Palaistra scene on a plate, about 520/10 BC. Louvre.

Epiktetos was an Attic vase painter in the early red-figure style. Besides Oltos, he was the most important painter of the Pioneer Group. He was active between 520 BC and 490 BC. His name translates as "newly acquired", which is most probably a reference to his slave status.[1]


At the beginning of his career, Epiktetos painted a chalice krater made by the potter Andokides, but later he turned to smaller vessels, such as cups and plates. Throughout his long career, he worked for a variety of potters, including Andokides, Hischylos and the Nikosthenes-Pamphaios workshop. Since he signed one plate as painter and potter, he may have carried out both functions at least for some of the time. That plate was a votive offering, dedicated on the Athenian Acropolis. On one kylix, he collaborated with the Euergides Painter. He appears to have been aware of his talent, as he signed more than half of the works ascribed to him.
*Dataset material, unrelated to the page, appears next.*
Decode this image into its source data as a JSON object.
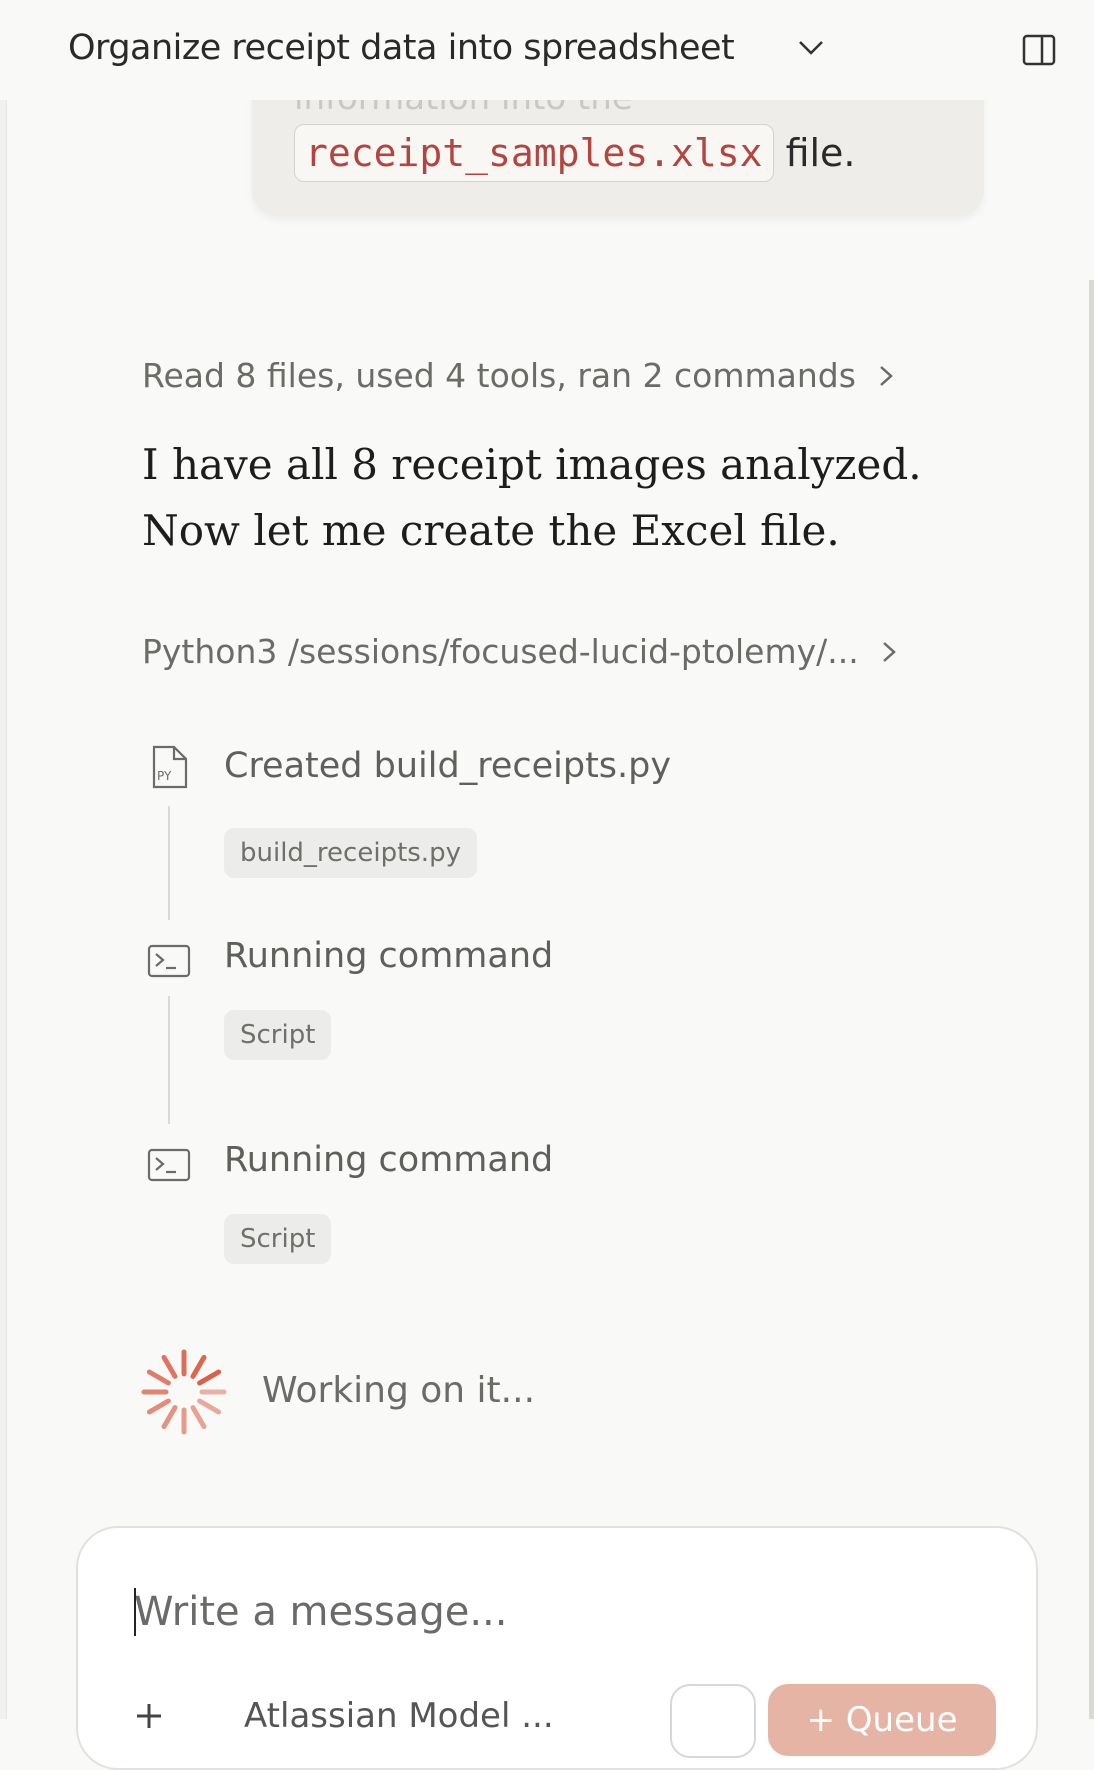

His first vases were bilingual eye-cups. The eight bilingual cups were painted using two techniques: the black-figure technique on the interior, largely focusing on animal designs in circular formations, and the red-figure painting technique on the exterior, showcasing designs of palmettes, eyes, and occasionally figures.[2] Already at this stage, he was technically superior to the early works of Oltos, and omitted out-of-date features such as palmette-hearts. He also used the relief-line technique. Epiktetos was considered a master of the tondo (circular image inside a cup). Often his vases were only painted on the inside. His miniature drawings were delicate and precise. His use of colour and ornament was careful and controlled. His lines and details were very balanced, with heads and limbs well-proportioned. His use of perspective on figures was very convincing. John Beazley praised Epiktetos: "it is not possible to draw better, only to draw differently". John Boardman also lauded him as the "greatest draughtsman in early red-figure vase painting".[3]

He preferred scenes of daily life and revelry to mythological scenes. He rarely depicted mythological scenes, which usually lacked originality. In contrast, his everyday scenes demonstrated his skills and his innovative ideas. He showed Athenian citizens at play, at the symposion and in erotic scenes, where he develops new aspects and motifs. He played an important role in the development of the satyr as a figure expressing beast like masculinity. His tondi ceased to depict the kneeling runner characteristic of black-figure vase painting; instead his figures squat, kneel or were seated. In some cases, the postures of figures depicted on his vases were nearly identical, even if their actions varied greatly. For example, a bent and twisted figure was in one case the Minotaur, in another a man masturbating into a pot and, in a third, a girl pleasuring herself with a dildo.

The end of his career remains unclear. One of his last works was on a cup by the potter Python – here he appeared stylistically influenced by Python's main painter, Douris – another on a vase by Pistoxenos. Epiktetos's work must have been greatly appreciated at the time, as indicated by a pelike by the Kleophrades Painter which was twice falsely signed Epiktetos egraphsen (Epiktetos painted it). The signature was a forgery, suggesting that the vessel was considered more marketable if considered to be by Epiktetos.


  • John Beazley: Attic red-figure vase-painters, 2nd ed. Oxford 1963, p. 70-79
  • John Boardman: Rotfigurige Vasen aus Athen. Die archaische Zeit, von Zabern, 4. Ed., Mainz 1994 (Kulturgeschichte der Antiken Welt, Vol 4), esp. S. 64-66, ISBN 3-8053-0234-7


  1. ^ The Getty Museum - Biography of Epiktetos
  2. ^ Hill, Dorothy Kent (1938). "Epiktetos and His Circular Designs". The Journal of the Walters Art Gallery. 1: 24–32 – via JSTOR.
  3. ^ Boardman: Rotfigurige Vasen aus Athen. Die archaische Zeit, p. 67.

External links

  • The Getty Museum - Biography of Epiktetos
  • Dimitris Paleothodoros, Epictetos, Peeters, coll. d'Études classiques, Vol. 18, Louvain, 2004.